Many experiences in his police career were "an eye-opener" for a Midwest native whose got his start in law enforcement as a LeClaire police dispatcher in 1976. He then moved into a patrol position and became LeClaire's chief in the early 1980s. In 1984, he was looking for a career change before marrying his wife Lisa Strobbe of LeClaire and relocating to Phoenix. There, he first joined the Maricopa County Sheriff's Department before establishing residency in Phoenix and accepting a job with the Phoenix Police Department in 1985.
Donegan ended his career with Phoenix in patrol and supervising a unit of 10 patrol officers. "I had talked to a lot of guys who said they should not have retired," he recalled. "So my last year I returned to a precinct station... and spent time out on the street.

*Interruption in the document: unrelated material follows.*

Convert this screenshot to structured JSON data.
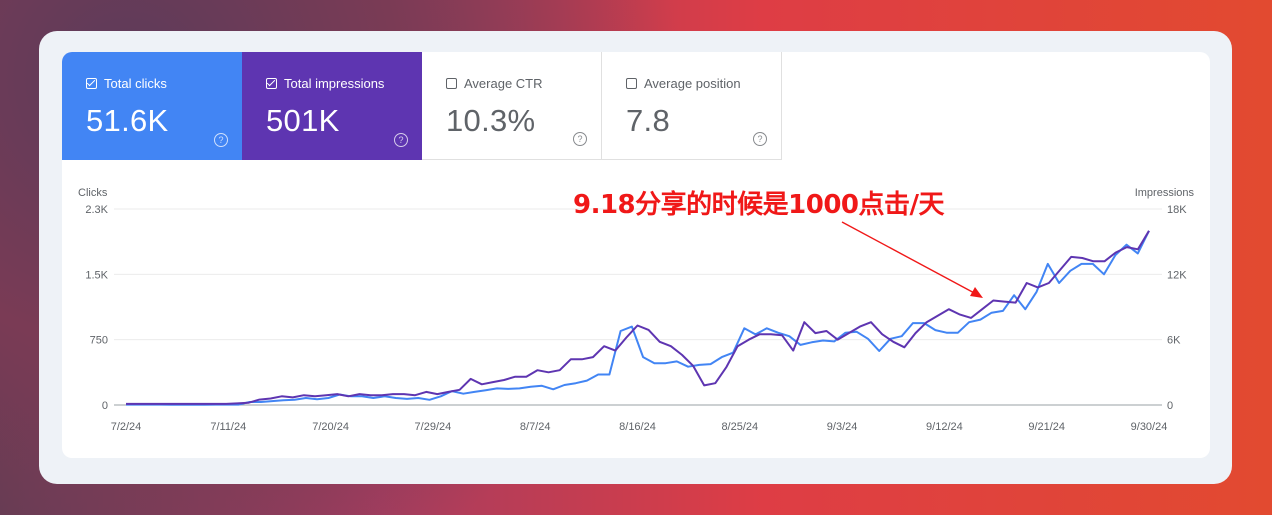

When it was time for me to leave, my career was full circle."
Retired since 2010, Donegan said "I wasn't keeping notes with the idea of writing a book." But his book project evolved as part of his next stage of life, he added.
Friends who read the rough drafts of his book commented 'Oh my gosh, I can't believe you did all this,' he said. "It's a fictional story, but a lot of things you read and think 'this really happened.' I put in enough fluff so I don't get anyone suing me."
A graduate of the then St. Ambrose College, Davenport, Donegan is a native of the Franklin Park area in Chicago. He and his wife Lisa have been married 35 years and have three daughters and four granddaughters.
In retirement, he also now is the managing partner of Golf and Charity, an annual golf tournament that raises money for a variety of charities including his parish St. Vincent de Paul Phoenix; E3 Africa, which provides housing and education for orphaned children in Uganda; Charity Meals of Joy; and a scholarship fund through Homeless Youth Connection, which helps house and educate teenagers living on the street.